Two and a Half Questions with Clint Mansell

Describe your process of composing a soundtrack.

I am becoming more discerning with my choice of project.Initially,I worked on any job I was offered-primarily for experience and knowledge about film and its music requirements from a composers view…I’ve kissed a lot of frogs along the way but its been necessary to discover,not only how the job is done,but what it is that I CAN do and what I WANT to do.

My preference is for a project that stimulates me intellectually and artistically.Something that I know will bring music out of me that I will be excited about.I have no ‘poker face’,if I’m not ‘into’ a project I can’t fake it and that benefits no one!

I need to immerse myself in a project.I like to be involved from as early as possible,not necessarily to write but to be aware of the project,its background,its needs…I need to absorb it,to know it..this way,when I start writing I have a connection…for me,its about more than the story,the performances…theres an undercurrent of tone and feeling that the music can help,or hinder,and if I don’t connect with that tone the music will be at odds with the film,and we don’t want that!

How did your production change since the times of Pop Will Eat Itself?

Technology advancements have opened up many new doors since those days-its been nearly 15 years since I left PWEI.However,its fundamentally the same idea,but,for me as a computer-based ‘musician’ CPU power and software development gives more options and easier(in theory!)execution.

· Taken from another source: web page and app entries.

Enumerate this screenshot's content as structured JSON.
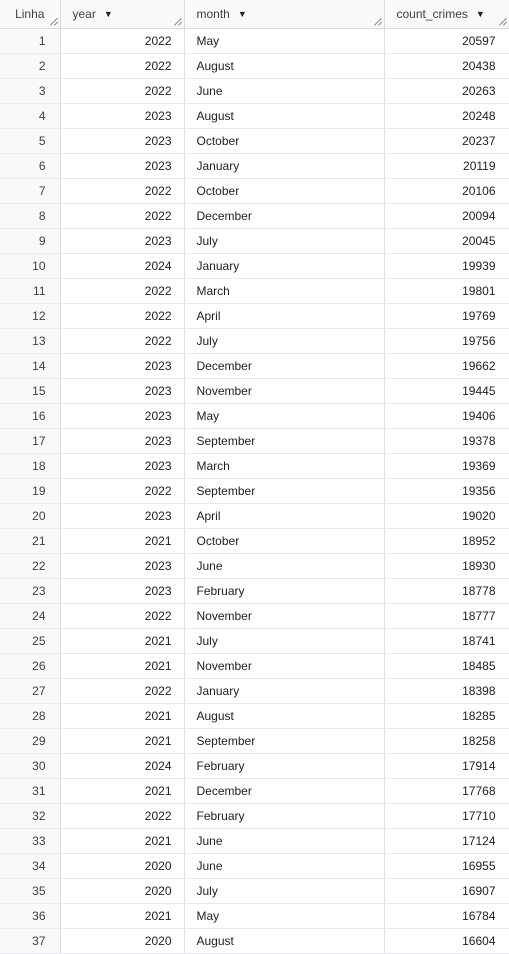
{
  "headers": {
    "index": "Linha",
    "year": "year",
    "month": "month",
    "count": "count_crimes"
  },
  "icons": {
    "sort": "caret-down-icon",
    "resize": "resize-grip-icon"
  },
  "rows": [
    {
      "n": "1",
      "year": "2022",
      "month": "May",
      "count": "20597"
    },
    {
      "n": "2",
      "year": "2022",
      "month": "August",
      "count": "20438"
    },
    {
      "n": "3",
      "year": "2022",
      "month": "June",
      "count": "20263"
    },
    {
      "n": "4",
      "year": "2023",
      "month": "August",
      "count": "20248"
    },
    {
      "n": "5",
      "year": "2023",
      "month": "October",
      "count": "20237"
    },
    {
      "n": "6",
      "year": "2023",
      "month": "January",
      "count": "20119"
    },
    {
      "n": "7",
      "year": "2022",
      "month": "October",
      "count": "20106"
    },
    {
      "n": "8",
      "year": "2022",
      "month": "December",
      "count": "20094"
    },
    {
      "n": "9",
      "year": "2023",
      "month": "July",
      "count": "20045"
    },
    {
      "n": "10",
      "year": "2024",
      "month": "January",
      "count": "19939"
    },
    {
      "n": "11",
      "year": "2022",
      "month": "March",
      "count": "19801"
    },
    {
      "n": "12",
      "year": "2022",
      "month": "April",
      "count": "19769"
    },
    {
      "n": "13",
      "year": "2022",
      "month": "July",
      "count": "19756"
    },
    {
      "n": "14",
      "year": "2023",
      "month": "December",
      "count": "19662"
    },
    {
      "n": "15",
      "year": "2023",
      "month": "November",
      "count": "19445"
    },
    {
      "n": "16",
      "year": "2023",
      "month": "May",
      "count": "19406"
    },
    {
      "n": "17",
      "year": "2023",
      "month": "September",
      "count": "19378"
    },
    {
      "n": "18",
      "year": "2023",
      "month": "March",
      "count": "19369"
    },
    {
      "n": "19",
      "year": "2022",
      "month": "September",
      "count": "19356"
    },
    {
      "n": "20",
      "year": "2023",
      "month": "April",
      "count": "19020"
    },
    {
      "n": "21",
      "year": "2021",
      "month": "October",
      "count": "18952"
    },
    {
      "n": "22",
      "year": "2023",
      "month": "June",
      "count": "18930"
    },
    {
      "n": "23",
      "year": "2023",
      "month": "February",
      "count": "18778"
    },
    {
      "n": "24",
      "year": "2022",
      "month": "November",
      "count": "18777"
    },
    {
      "n": "25",
      "year": "2021",
      "month": "July",
      "count": "18741"
    },
    {
      "n": "26",
      "year": "2021",
      "month": "November",
      "count": "18485"
    },
    {
      "n": "27",
      "year": "2022",
      "month": "January",
      "count": "18398"
    },
    {
      "n": "28",
      "year": "2021",
      "month": "August",
      "count": "18285"
    },
    {
      "n": "29",
      "year": "2021",
      "month": "September",
      "count": "18258"
    },
    {
      "n": "30",
      "year": "2024",
      "month": "February",
      "count": "17914"
    },
    {
      "n": "31",
      "year": "2021",
      "month": "December",
      "count": "17768"
    },
    {
      "n": "32",
      "year": "2022",
      "month": "February",
      "count": "17710"
    },
    {
      "n": "33",
      "year": "2021",
      "month": "June",
      "count": "17124"
    },
    {
      "n": "34",
      "year": "2020",
      "month": "June",
      "count": "16955"
    },
    {
      "n": "35",
      "year": "2020",
      "month": "July",
      "count": "16907"
    },
    {
      "n": "36",
      "year": "2021",
      "month": "May",
      "count": "16784"
    },
    {
      "n": "37",
      "year": "2020",
      "month": "August",
      "count": "16604"
    }
  ]
}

Also,you can never under-estimate the power of experience.Having been writing music for nearly 30 years has allowed me a certain confidence and discipline in not fighting the process too much.I had the worst case of writers block just before I scored Ο€and the problems were enthusiasm,desire and inspiration-I learned that if its not happening,do something else,try something else-if that doesn’t work,do something else…

At some point I stopped trying to make music like other people.Let me explain-I would write a piece of music/song and then analyze why it wasn’t as good as Artist A/Group B/Composer C/whoever…I was trying to shape my music to what was going on a round me.At some point,I let it all go and started to make the music i felt/heard inside me-regardless of whether it was substandard to anything/anyone else.I had to find what was truly in me.

Tell us about your upcoming appearance at the Ghent International Film Festival. How do you prepare your music for a live performance?

I have wanted to perform my film music live from the very beginning and being offered the chance to perform in Belgium gave me the push to see how it would work.

Originally,I was asked to prepare my music for a full orchestra and perhaps conduct.I didn’t feel this was how I perceieved my work and decided I wanted to blend the contemporary side of my sound with the classical by forming a neo-classical rock band,as such,with piano,string quartet,guitars,bass,drums and keyboards.This gives me the most flexible approach to performing my scores.

I re-arranged pieces into palatable arrangements that i felt retained the essence of the music as it exists in the related film but also was suited to the live environment.Its a further extension ofhow I have been arranging my score releases recently-taking the core idea of the film and the score but re-arranging the music into a more traditional(for want of a better word)arrangement that gives an overall listening experience-as opposed to just taking the music out of the film and sticking on a CD.essentially,what I have tried to do with the music is take it on further from the recorded work to another level in the live performance.

Who are your contemporary musical inspirations?


Suicide, Stooges, Joy Division, Godspeed You Black Emperor, John Carpenter, Zbigniew Priesner, The Adverts, Tangerine Dream, Soap & Skin, Glenn Branca… to name a few.

We last spoke back in 2008 and I asked you about your thoughts on releasing a solo album. How is that going?

The general concept of a solo record doesn’t really appeal to me.I need context and the inner workings of myself are just not interesting enough to me to excite me…however,I write constantly so there is always the possibility.

Writing for a film always presents new challenges and ideas that force me to respond in ways I,perhaps,wouldn’t have considered,left to my own devices.Until I jump that hurdle a solo record will remain undelivered….

If it’s not a secret, what are you working on right now?

Black Swan!